The public uproar over police shootings of unarmed black men across the United States in recent years has also convinced police they must adopt neighborhood or community policing.
That aims to improve relationships between police and residents of high-crime districts and reduce animosity toward police to gain more co-operation in solving and preventing crimes.
“Technology is great ... but I think the best thing going for us is the ability for the police officers to establish and have relationships with the people in this great city,” New York Police Commissioner James O’Neill said.
Chicago studied the best practices of the New York and Los Angeles police departments, incorporating much of New York’s neighborhood policing model and the use of predictive crime software by Los Angeles.
In February, Chicago rolled out so-called Strategic Decision Support Centers, which integrate gunfire detection and predictive crime software with the city’s extensive network of cameras. Before year’s end the centers had expanded to six of the city’s 22 districts.The program started in notoriously high crime districts such as Englewood and Harrison, where police said crime fell by 43 percent and 26 percent, respectively, in 2017.
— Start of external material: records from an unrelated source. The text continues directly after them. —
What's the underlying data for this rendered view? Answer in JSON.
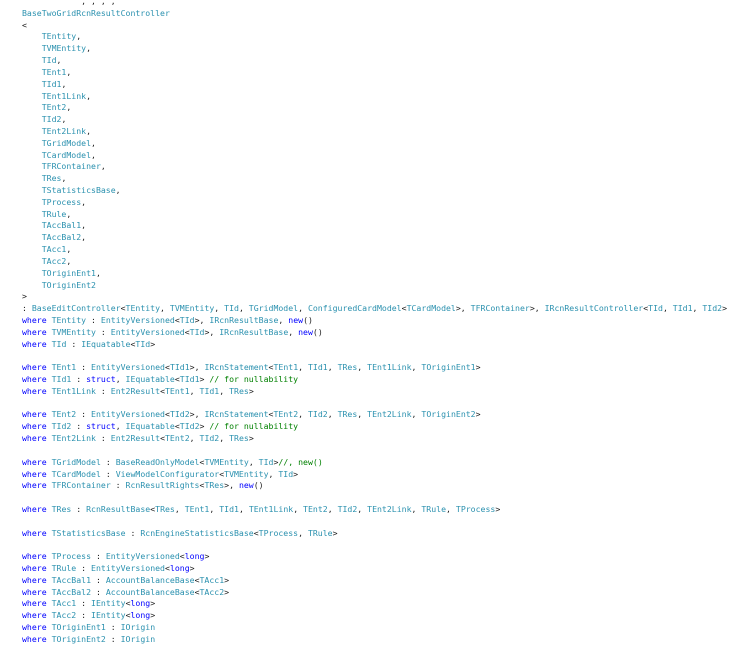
{
  "theme": {
    "keyword": "#0000ff",
    "type": "#2b91af",
    "plain": "#1e1e1e",
    "comment": "#008000",
    "background": "#ffffff"
  },
  "lines": [
    [
      [
        "plain",
        "            , , , ,"
      ]
    ],
    [
      [
        "type",
        "BaseTwoGridRcnResultController"
      ]
    ],
    [
      [
        "plain",
        "<"
      ]
    ],
    [
      [
        "plain",
        "    "
      ],
      [
        "type",
        "TEntity"
      ],
      [
        "plain",
        ","
      ]
    ],
    [
      [
        "plain",
        "    "
      ],
      [
        "type",
        "TVMEntity"
      ],
      [
        "plain",
        ","
      ]
    ],
    [
      [
        "plain",
        "    "
      ],
      [
        "type",
        "TId"
      ],
      [
        "plain",
        ","
      ]
    ],
    [
      [
        "plain",
        "    "
      ],
      [
        "type",
        "TEnt1"
      ],
      [
        "plain",
        ","
      ]
    ],
    [
      [
        "plain",
        "    "
      ],
      [
        "type",
        "TId1"
      ],
      [
        "plain",
        ","
      ]
    ],
    [
      [
        "plain",
        "    "
      ],
      [
        "type",
        "TEnt1Link"
      ],
      [
        "plain",
        ","
      ]
    ],
    [
      [
        "plain",
        "    "
      ],
      [
        "type",
        "TEnt2"
      ],
      [
        "plain",
        ","
      ]
    ],
    [
      [
        "plain",
        "    "
      ],
      [
        "type",
        "TId2"
      ],
      [
        "plain",
        ","
      ]
    ],
    [
      [
        "plain",
        "    "
      ],
      [
        "type",
        "TEnt2Link"
      ],
      [
        "plain",
        ","
      ]
    ],
    [
      [
        "plain",
        "    "
      ],
      [
        "type",
        "TGridModel"
      ],
      [
        "plain",
        ","
      ]
    ],
    [
      [
        "plain",
        "    "
      ],
      [
        "type",
        "TCardModel"
      ],
      [
        "plain",
        ","
      ]
    ],
    [
      [
        "plain",
        "    "
      ],
      [
        "type",
        "TFRContainer"
      ],
      [
        "plain",
        ","
      ]
    ],
    [
      [
        "plain",
        "    "
      ],
      [
        "type",
        "TRes"
      ],
      [
        "plain",
        ","
      ]
    ],
    [
      [
        "plain",
        "    "
      ],
      [
        "type",
        "TStatisticsBase"
      ],
      [
        "plain",
        ","
      ]
    ],
    [
      [
        "plain",
        "    "
      ],
      [
        "type",
        "TProcess"
      ],
      [
        "plain",
        ","
      ]
    ],
    [
      [
        "plain",
        "    "
      ],
      [
        "type",
        "TRule"
      ],
      [
        "plain",
        ","
      ]
    ],
    [
      [
        "plain",
        "    "
      ],
      [
        "type",
        "TAccBal1"
      ],
      [
        "plain",
        ","
      ]
    ],
    [
      [
        "plain",
        "    "
      ],
      [
        "type",
        "TAccBal2"
      ],
      [
        "plain",
        ","
      ]
    ],
    [
      [
        "plain",
        "    "
      ],
      [
        "type",
        "TAcc1"
      ],
      [
        "plain",
        ","
      ]
    ],
    [
      [
        "plain",
        "    "
      ],
      [
        "type",
        "TAcc2"
      ],
      [
        "plain",
        ","
      ]
    ],
    [
      [
        "plain",
        "    "
      ],
      [
        "type",
        "TOriginEnt1"
      ],
      [
        "plain",
        ","
      ]
    ],
    [
      [
        "plain",
        "    "
      ],
      [
        "type",
        "TOriginEnt2"
      ]
    ],
    [
      [
        "plain",
        ">"
      ]
    ],
    [
      [
        "plain",
        ": "
      ],
      [
        "type",
        "BaseEditController"
      ],
      [
        "plain",
        "<"
      ],
      [
        "type",
        "TEntity"
      ],
      [
        "plain",
        ", "
      ],
      [
        "type",
        "TVMEntity"
      ],
      [
        "plain",
        ", "
      ],
      [
        "type",
        "TId"
      ],
      [
        "plain",
        ", "
      ],
      [
        "type",
        "TGridModel"
      ],
      [
        "plain",
        ", "
      ],
      [
        "type",
        "ConfiguredCardModel"
      ],
      [
        "plain",
        "<"
      ],
      [
        "type",
        "TCardModel"
      ],
      [
        "plain",
        ">, "
      ],
      [
        "type",
        "TFRContainer"
      ],
      [
        "plain",
        ">, "
      ],
      [
        "type",
        "IRcnResultController"
      ],
      [
        "plain",
        "<"
      ],
      [
        "type",
        "TId"
      ],
      [
        "plain",
        ", "
      ],
      [
        "type",
        "TId1"
      ],
      [
        "plain",
        ", "
      ],
      [
        "type",
        "TId2"
      ],
      [
        "plain",
        ">"
      ]
    ],
    [
      [
        "kw",
        "where"
      ],
      [
        "plain",
        " "
      ],
      [
        "type",
        "TEntity"
      ],
      [
        "plain",
        " : "
      ],
      [
        "type",
        "EntityVersioned"
      ],
      [
        "plain",
        "<"
      ],
      [
        "type",
        "TId"
      ],
      [
        "plain",
        ">, "
      ],
      [
        "type",
        "IRcnResultBase"
      ],
      [
        "plain",
        ", "
      ],
      [
        "kw",
        "new"
      ],
      [
        "plain",
        "()"
      ]
    ],
    [
      [
        "kw",
        "where"
      ],
      [
        "plain",
        " "
      ],
      [
        "type",
        "TVMEntity"
      ],
      [
        "plain",
        " : "
      ],
      [
        "type",
        "EntityVersioned"
      ],
      [
        "plain",
        "<"
      ],
      [
        "type",
        "TId"
      ],
      [
        "plain",
        ">, "
      ],
      [
        "type",
        "IRcnResultBase"
      ],
      [
        "plain",
        ", "
      ],
      [
        "kw",
        "new"
      ],
      [
        "plain",
        "()"
      ]
    ],
    [
      [
        "kw",
        "where"
      ],
      [
        "plain",
        " "
      ],
      [
        "type",
        "TId"
      ],
      [
        "plain",
        " : "
      ],
      [
        "type",
        "IEquatable"
      ],
      [
        "plain",
        "<"
      ],
      [
        "type",
        "TId"
      ],
      [
        "plain",
        ">"
      ]
    ],
    [],
    [
      [
        "kw",
        "where"
      ],
      [
        "plain",
        " "
      ],
      [
        "type",
        "TEnt1"
      ],
      [
        "plain",
        " : "
      ],
      [
        "type",
        "EntityVersioned"
      ],
      [
        "plain",
        "<"
      ],
      [
        "type",
        "TId1"
      ],
      [
        "plain",
        ">, "
      ],
      [
        "type",
        "IRcnStatement"
      ],
      [
        "plain",
        "<"
      ],
      [
        "type",
        "TEnt1"
      ],
      [
        "plain",
        ", "
      ],
      [
        "type",
        "TId1"
      ],
      [
        "plain",
        ", "
      ],
      [
        "type",
        "TRes"
      ],
      [
        "plain",
        ", "
      ],
      [
        "type",
        "TEnt1Link"
      ],
      [
        "plain",
        ", "
      ],
      [
        "type",
        "TOriginEnt1"
      ],
      [
        "plain",
        ">"
      ]
    ],
    [
      [
        "kw",
        "where"
      ],
      [
        "plain",
        " "
      ],
      [
        "type",
        "TId1"
      ],
      [
        "plain",
        " : "
      ],
      [
        "kw",
        "struct"
      ],
      [
        "plain",
        ", "
      ],
      [
        "type",
        "IEquatable"
      ],
      [
        "plain",
        "<"
      ],
      [
        "type",
        "TId1"
      ],
      [
        "plain",
        "> "
      ],
      [
        "comment",
        "// for nullability"
      ]
    ],
    [
      [
        "kw",
        "where"
      ],
      [
        "plain",
        " "
      ],
      [
        "type",
        "TEnt1Link"
      ],
      [
        "plain",
        " : "
      ],
      [
        "type",
        "Ent2Result"
      ],
      [
        "plain",
        "<"
      ],
      [
        "type",
        "TEnt1"
      ],
      [
        "plain",
        ", "
      ],
      [
        "type",
        "TId1"
      ],
      [
        "plain",
        ", "
      ],
      [
        "type",
        "TRes"
      ],
      [
        "plain",
        ">"
      ]
    ],
    [],
    [
      [
        "kw",
        "where"
      ],
      [
        "plain",
        " "
      ],
      [
        "type",
        "TEnt2"
      ],
      [
        "plain",
        " : "
      ],
      [
        "type",
        "EntityVersioned"
      ],
      [
        "plain",
        "<"
      ],
      [
        "type",
        "TId2"
      ],
      [
        "plain",
        ">, "
      ],
      [
        "type",
        "IRcnStatement"
      ],
      [
        "plain",
        "<"
      ],
      [
        "type",
        "TEnt2"
      ],
      [
        "plain",
        ", "
      ],
      [
        "type",
        "TId2"
      ],
      [
        "plain",
        ", "
      ],
      [
        "type",
        "TRes"
      ],
      [
        "plain",
        ", "
      ],
      [
        "type",
        "TEnt2Link"
      ],
      [
        "plain",
        ", "
      ],
      [
        "type",
        "TOriginEnt2"
      ],
      [
        "plain",
        ">"
      ]
    ],
    [
      [
        "kw",
        "where"
      ],
      [
        "plain",
        " "
      ],
      [
        "type",
        "TId2"
      ],
      [
        "plain",
        " : "
      ],
      [
        "kw",
        "struct"
      ],
      [
        "plain",
        ", "
      ],
      [
        "type",
        "IEquatable"
      ],
      [
        "plain",
        "<"
      ],
      [
        "type",
        "TId2"
      ],
      [
        "plain",
        "> "
      ],
      [
        "comment",
        "// for nullability"
      ]
    ],
    [
      [
        "kw",
        "where"
      ],
      [
        "plain",
        " "
      ],
      [
        "type",
        "TEnt2Link"
      ],
      [
        "plain",
        " : "
      ],
      [
        "type",
        "Ent2Result"
      ],
      [
        "plain",
        "<"
      ],
      [
        "type",
        "TEnt2"
      ],
      [
        "plain",
        ", "
      ],
      [
        "type",
        "TId2"
      ],
      [
        "plain",
        ", "
      ],
      [
        "type",
        "TRes"
      ],
      [
        "plain",
        ">"
      ]
    ],
    [],
    [
      [
        "kw",
        "where"
      ],
      [
        "plain",
        " "
      ],
      [
        "type",
        "TGridModel"
      ],
      [
        "plain",
        " : "
      ],
      [
        "type",
        "BaseReadOnlyModel"
      ],
      [
        "plain",
        "<"
      ],
      [
        "type",
        "TVMEntity"
      ],
      [
        "plain",
        ", "
      ],
      [
        "type",
        "TId"
      ],
      [
        "plain",
        ">"
      ],
      [
        "comment",
        "//, new()"
      ]
    ],
    [
      [
        "kw",
        "where"
      ],
      [
        "plain",
        " "
      ],
      [
        "type",
        "TCardModel"
      ],
      [
        "plain",
        " : "
      ],
      [
        "type",
        "ViewModelConfigurator"
      ],
      [
        "plain",
        "<"
      ],
      [
        "type",
        "TVMEntity"
      ],
      [
        "plain",
        ", "
      ],
      [
        "type",
        "TId"
      ],
      [
        "plain",
        ">"
      ]
    ],
    [
      [
        "kw",
        "where"
      ],
      [
        "plain",
        " "
      ],
      [
        "type",
        "TFRContainer"
      ],
      [
        "plain",
        " : "
      ],
      [
        "type",
        "RcnResultRights"
      ],
      [
        "plain",
        "<"
      ],
      [
        "type",
        "TRes"
      ],
      [
        "plain",
        ">, "
      ],
      [
        "kw",
        "new"
      ],
      [
        "plain",
        "()"
      ]
    ],
    [],
    [
      [
        "kw",
        "where"
      ],
      [
        "plain",
        " "
      ],
      [
        "type",
        "TRes"
      ],
      [
        "plain",
        " : "
      ],
      [
        "type",
        "RcnResultBase"
      ],
      [
        "plain",
        "<"
      ],
      [
        "type",
        "TRes"
      ],
      [
        "plain",
        ", "
      ],
      [
        "type",
        "TEnt1"
      ],
      [
        "plain",
        ", "
      ],
      [
        "type",
        "TId1"
      ],
      [
        "plain",
        ", "
      ],
      [
        "type",
        "TEnt1Link"
      ],
      [
        "plain",
        ", "
      ],
      [
        "type",
        "TEnt2"
      ],
      [
        "plain",
        ", "
      ],
      [
        "type",
        "TId2"
      ],
      [
        "plain",
        ", "
      ],
      [
        "type",
        "TEnt2Link"
      ],
      [
        "plain",
        ", "
      ],
      [
        "type",
        "TRule"
      ],
      [
        "plain",
        ", "
      ],
      [
        "type",
        "TProcess"
      ],
      [
        "plain",
        ">"
      ]
    ],
    [],
    [
      [
        "kw",
        "where"
      ],
      [
        "plain",
        " "
      ],
      [
        "type",
        "TStatisticsBase"
      ],
      [
        "plain",
        " : "
      ],
      [
        "type",
        "RcnEngineStatisticsBase"
      ],
      [
        "plain",
        "<"
      ],
      [
        "type",
        "TProcess"
      ],
      [
        "plain",
        ", "
      ],
      [
        "type",
        "TRule"
      ],
      [
        "plain",
        ">"
      ]
    ],
    [],
    [
      [
        "kw",
        "where"
      ],
      [
        "plain",
        " "
      ],
      [
        "type",
        "TProcess"
      ],
      [
        "plain",
        " : "
      ],
      [
        "type",
        "EntityVersioned"
      ],
      [
        "plain",
        "<"
      ],
      [
        "kw",
        "long"
      ],
      [
        "plain",
        ">"
      ]
    ],
    [
      [
        "kw",
        "where"
      ],
      [
        "plain",
        " "
      ],
      [
        "type",
        "TRule"
      ],
      [
        "plain",
        " : "
      ],
      [
        "type",
        "EntityVersioned"
      ],
      [
        "plain",
        "<"
      ],
      [
        "kw",
        "long"
      ],
      [
        "plain",
        ">"
      ]
    ],
    [
      [
        "kw",
        "where"
      ],
      [
        "plain",
        " "
      ],
      [
        "type",
        "TAccBal1"
      ],
      [
        "plain",
        " : "
      ],
      [
        "type",
        "AccountBalanceBase"
      ],
      [
        "plain",
        "<"
      ],
      [
        "type",
        "TAcc1"
      ],
      [
        "plain",
        ">"
      ]
    ],
    [
      [
        "kw",
        "where"
      ],
      [
        "plain",
        " "
      ],
      [
        "type",
        "TAccBal2"
      ],
      [
        "plain",
        " : "
      ],
      [
        "type",
        "AccountBalanceBase"
      ],
      [
        "plain",
        "<"
      ],
      [
        "type",
        "TAcc2"
      ],
      [
        "plain",
        ">"
      ]
    ],
    [
      [
        "kw",
        "where"
      ],
      [
        "plain",
        " "
      ],
      [
        "type",
        "TAcc1"
      ],
      [
        "plain",
        " : "
      ],
      [
        "type",
        "IEntity"
      ],
      [
        "plain",
        "<"
      ],
      [
        "kw",
        "long"
      ],
      [
        "plain",
        ">"
      ]
    ],
    [
      [
        "kw",
        "where"
      ],
      [
        "plain",
        " "
      ],
      [
        "type",
        "TAcc2"
      ],
      [
        "plain",
        " : "
      ],
      [
        "type",
        "IEntity"
      ],
      [
        "plain",
        "<"
      ],
      [
        "kw",
        "long"
      ],
      [
        "plain",
        ">"
      ]
    ],
    [
      [
        "kw",
        "where"
      ],
      [
        "plain",
        " "
      ],
      [
        "type",
        "TOriginEnt1"
      ],
      [
        "plain",
        " : "
      ],
      [
        "type",
        "IOrigin"
      ]
    ],
    [
      [
        "kw",
        "where"
      ],
      [
        "plain",
        " "
      ],
      [
        "type",
        "TOriginEnt2"
      ],
      [
        "plain",
        " : "
      ],
      [
        "type",
        "IOrigin"
      ]
    ]
  ]
}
Now, when a trigger is pulled, Chicago police are alerted within 30 seconds by ShotSpotter, and the information is relayed to the smartphones of patrol officers within a minute, Guglielmi said.
Meanwhile, with cameras switched on in the gunshot’s vicinity, the same data is run through the HunchLab system. Police and criminologists from the University of Chicago analyze the data in real time, dispatching updates to patrol officers, Guglielmi said.
Chicago police are now frequently responding to incidents as much as three minutes before witnesses report gunfire to the 911 emergency number, he said.
The Chicago experience appears to be “a promising step forward,” said Max Kapustin of the University of Chicago’s Crime Lab.
“Certainly in the case of Chicago and specifically in the district of Englewood, there’s a lot of suggestive evidence that this led to those reductions and seems like a really meaningful way forward for reducing crime,” Kapustin said.
Reporting by Daniel Trotta and Jonathan Allen; Editing by Frank McGurty and Rosalba O'Brien